When your child has eczema, it can be difficult to find skin care products that won't exacerbate his condition. Sunscreen can be particularly worrisome since most products are greasy and thick. While a bit of sunshine is actually beneficial for eczema, too much can cause a sunburn, which is uncomfortable and increases the risk of skin cancer down the road. Finding sunscreen that keeps his skin healthy and safe is worth the trouble.

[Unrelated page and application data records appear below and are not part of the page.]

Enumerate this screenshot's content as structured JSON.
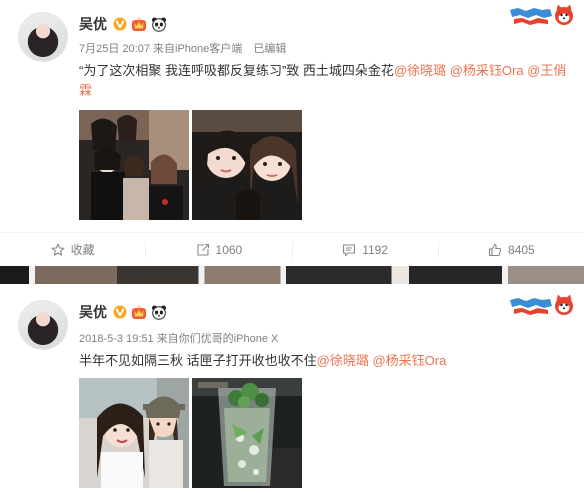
{
  "posts": [
    {
      "author": "吴优",
      "date": "7月25日 20:07",
      "source": "来自iPhone客户端",
      "edited": "已编辑",
      "text_prefix": "“为了这次相聚 我连呼吸都反复练习”致 西土城四朵金花",
      "mentions": [
        "@徐晓璐",
        "@杨采钰Ora",
        "@王俏霖"
      ],
      "mention_separator": " ",
      "actions": {
        "favorite": "收藏",
        "repost": "1060",
        "comment": "1192",
        "like": "8405"
      }
    },
    {
      "author": "吴优",
      "date": "2018-5-3 19:51",
      "source": "来自你们优哥的iPhone X",
      "text_prefix": "半年不见如隔三秋 话匣子打开收也收不住",
      "mentions": [
        "@徐晓璐",
        "@杨采钰Ora"
      ],
      "mention_separator": " "
    }
  ],
  "icons": {
    "verified": "verified-v-icon",
    "crown": "crown-badge-icon",
    "panda": "panda-badge-icon",
    "logo": "cartoon-fox-logo",
    "favorite": "star-icon",
    "repost": "repost-icon",
    "comment": "comment-icon",
    "like": "thumbs-up-icon"
  },
  "colors": {
    "mention": "#eb7350",
    "verified": "#f5a623",
    "muted": "#808080",
    "text": "#333333"
  }
}
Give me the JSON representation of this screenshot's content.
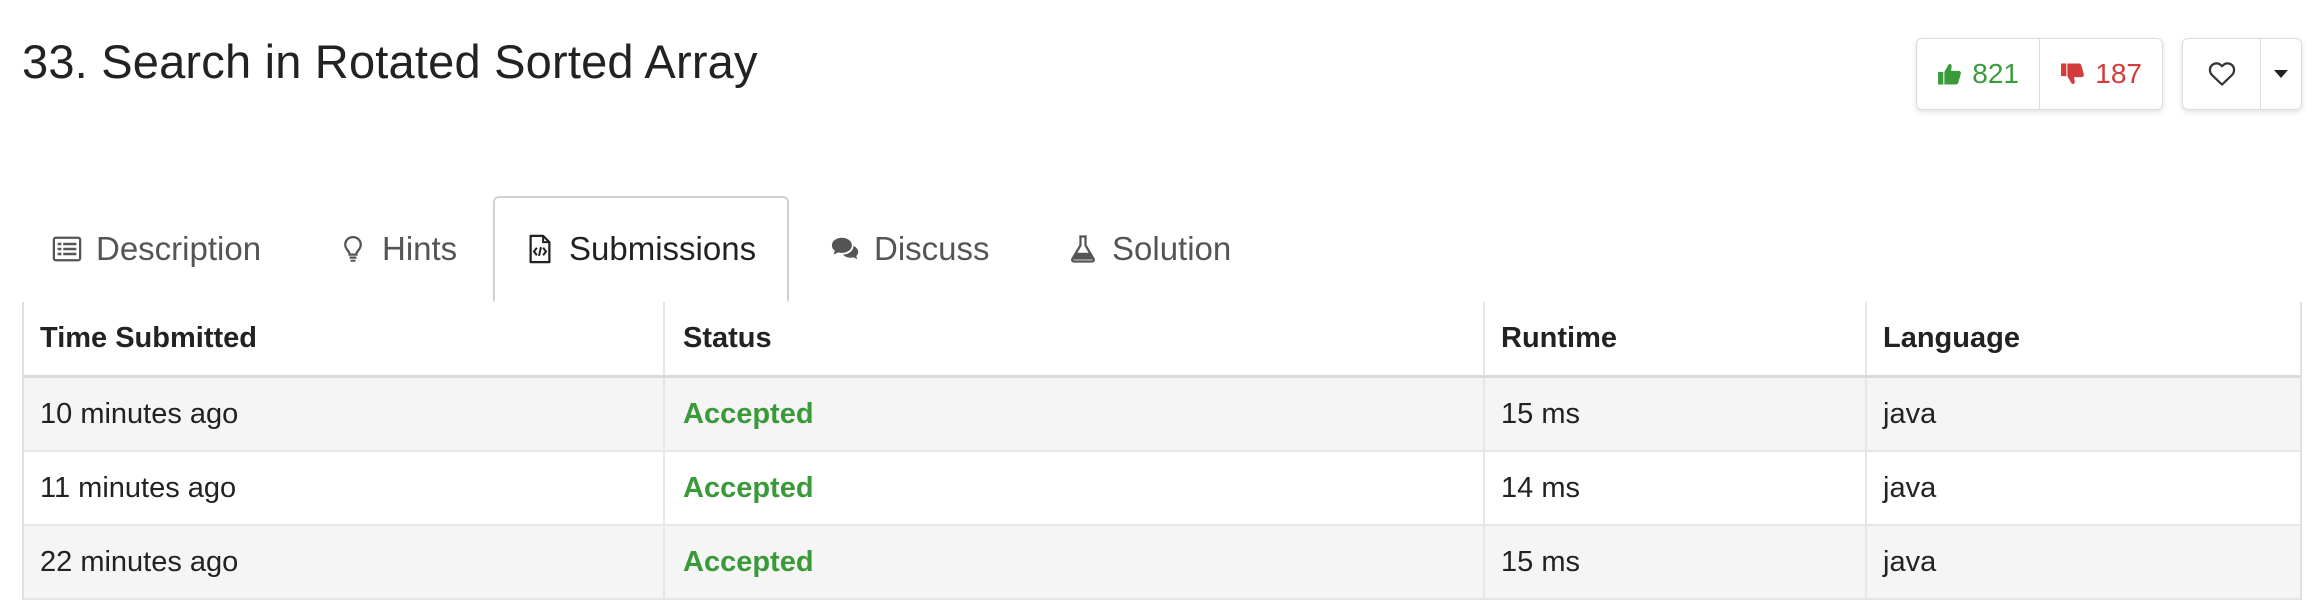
{
  "problem": {
    "title": "33. Search in Rotated Sorted Array"
  },
  "votes": {
    "likes": "821",
    "dislikes": "187",
    "like_icon": "thumbs-up-icon",
    "dislike_icon": "thumbs-down-icon",
    "like_color": "#3b9a3b",
    "dislike_color": "#d33b3b"
  },
  "actions": {
    "favorite_icon": "heart-icon",
    "more_icon": "caret-down-icon"
  },
  "tabs": [
    {
      "label": "Description",
      "icon": "list-icon",
      "active": false
    },
    {
      "label": "Hints",
      "icon": "lightbulb-icon",
      "active": false
    },
    {
      "label": "Submissions",
      "icon": "code-file-icon",
      "active": true
    },
    {
      "label": "Discuss",
      "icon": "comments-icon",
      "active": false
    },
    {
      "label": "Solution",
      "icon": "flask-icon",
      "active": false
    }
  ],
  "table": {
    "headers": [
      "Time Submitted",
      "Status",
      "Runtime",
      "Language"
    ],
    "rows": [
      {
        "time": "10 minutes ago",
        "status": "Accepted",
        "runtime": "15 ms",
        "language": "java"
      },
      {
        "time": "11 minutes ago",
        "status": "Accepted",
        "runtime": "14 ms",
        "language": "java"
      },
      {
        "time": "22 minutes ago",
        "status": "Accepted",
        "runtime": "15 ms",
        "language": "java"
      }
    ],
    "accepted_color": "#3a9a3a"
  }
}
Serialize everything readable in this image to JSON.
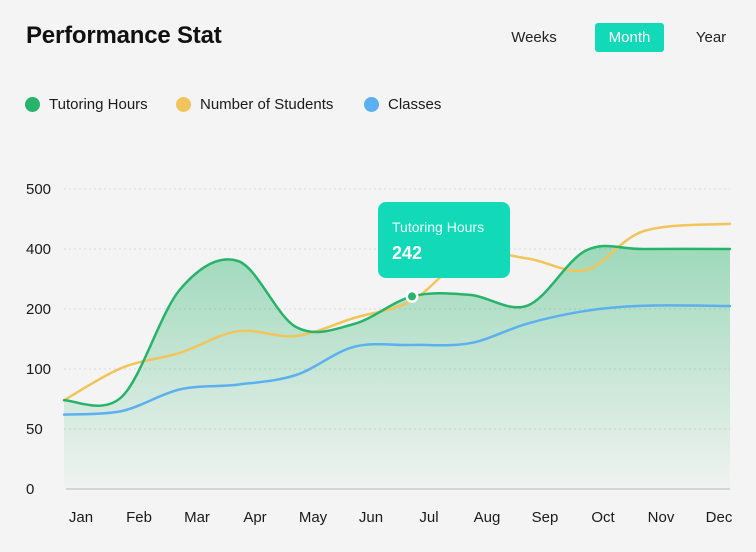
{
  "header": {
    "title": "Performance Stat"
  },
  "tabs": [
    {
      "label": "Weeks",
      "active": false
    },
    {
      "label": "Month",
      "active": true
    },
    {
      "label": "Year",
      "active": false
    }
  ],
  "colors": {
    "accent": "#12d9b7",
    "tutoring": "#27b36a",
    "students": "#f2c45c",
    "classes": "#5cb0ef"
  },
  "tooltip": {
    "series": "Tutoring Hours",
    "value": "242",
    "category": "Jul"
  },
  "chart_data": {
    "type": "line",
    "title": "",
    "xlabel": "",
    "ylabel": "",
    "categories": [
      "Jan",
      "Feb",
      "Mar",
      "Apr",
      "May",
      "Jun",
      "Jul",
      "Aug",
      "Sep",
      "Oct",
      "Nov",
      "Dec"
    ],
    "y_ticks": [
      "0",
      "50",
      "100",
      "200",
      "400",
      "500"
    ],
    "grid": true,
    "legend_position": "top-left",
    "series": [
      {
        "name": "Tutoring Hours",
        "color": "#27b36a",
        "fill": true,
        "values": [
          74,
          77,
          265,
          360,
          170,
          175,
          242,
          247,
          212,
          395,
          400,
          400
        ]
      },
      {
        "name": "Number of Students",
        "color": "#f2c45c",
        "fill": false,
        "values": [
          74,
          102,
          127,
          163,
          155,
          185,
          228,
          380,
          368,
          330,
          430,
          442
        ]
      },
      {
        "name": "Classes",
        "color": "#5cb0ef",
        "fill": false,
        "values": [
          62,
          65,
          83,
          87,
          95,
          137,
          140,
          143,
          176,
          197,
          211,
          210
        ]
      }
    ]
  }
}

In general, sunscreens formulated for specific use on facial skin are gentler than traditional types meant for all-over use. Spread face sunscreens on any exposed skin on your child's body, rather than confining it to her face. This way she's protected from the sun without risk of an eczema flare-up. Mark Boguniewicz, M.D., Professor of Allergy-Immunology at the National Jewish Medical and Research Center recommends Vanicream sunscreen, which he suggests for patients with eczema. You might have to try a couple of options before you find one that works your child.
Pediatric dermatologist Patricia Treadwell encourages parents to choose sunscreens without chemicals. Look for those that contain zinc oxide or titanium dioxide, ingredients that block the sun's rays, but that don't get absorbed into the skin to the same degree as other ingredients. Avoid options that contain a long list of chemical additives, which can exacerbate eczema. Stick to products that claim to be "sunblock" rather than "sunscreen," which are less likely to contain a bunch of chemicals that can irritate your child's skin.
The National Eczema Association doesn't accept products with fragrances into its Seal of Acceptance program. This is because the ingredients used to scent sunscreen sometimes makes eczema worse. Look for a product that contains the seal, or simply choose one that is fragrance-free. Avoid sunscreen or sunblock that contains any type of perfume, masking fragrance or herb extracts. This information is listed in the ingredients on the label. If you're unsure about a specific ingredient, call the manufacturer for more information, or choose a different type of sunscreen for your child.
Some kids have contact eczema, which means certain ingredients or types of material can cause a flare-up. Kids Health recommends using only hypoallergenic sunscreen on your child's skin. These products are formulated for sensitive skin and are less likely to contain ingredients that can exacerbate eczema. They are also less prone to dry out your child's skin. Dry skin can make eczema worse so keep your child's skin moisturized.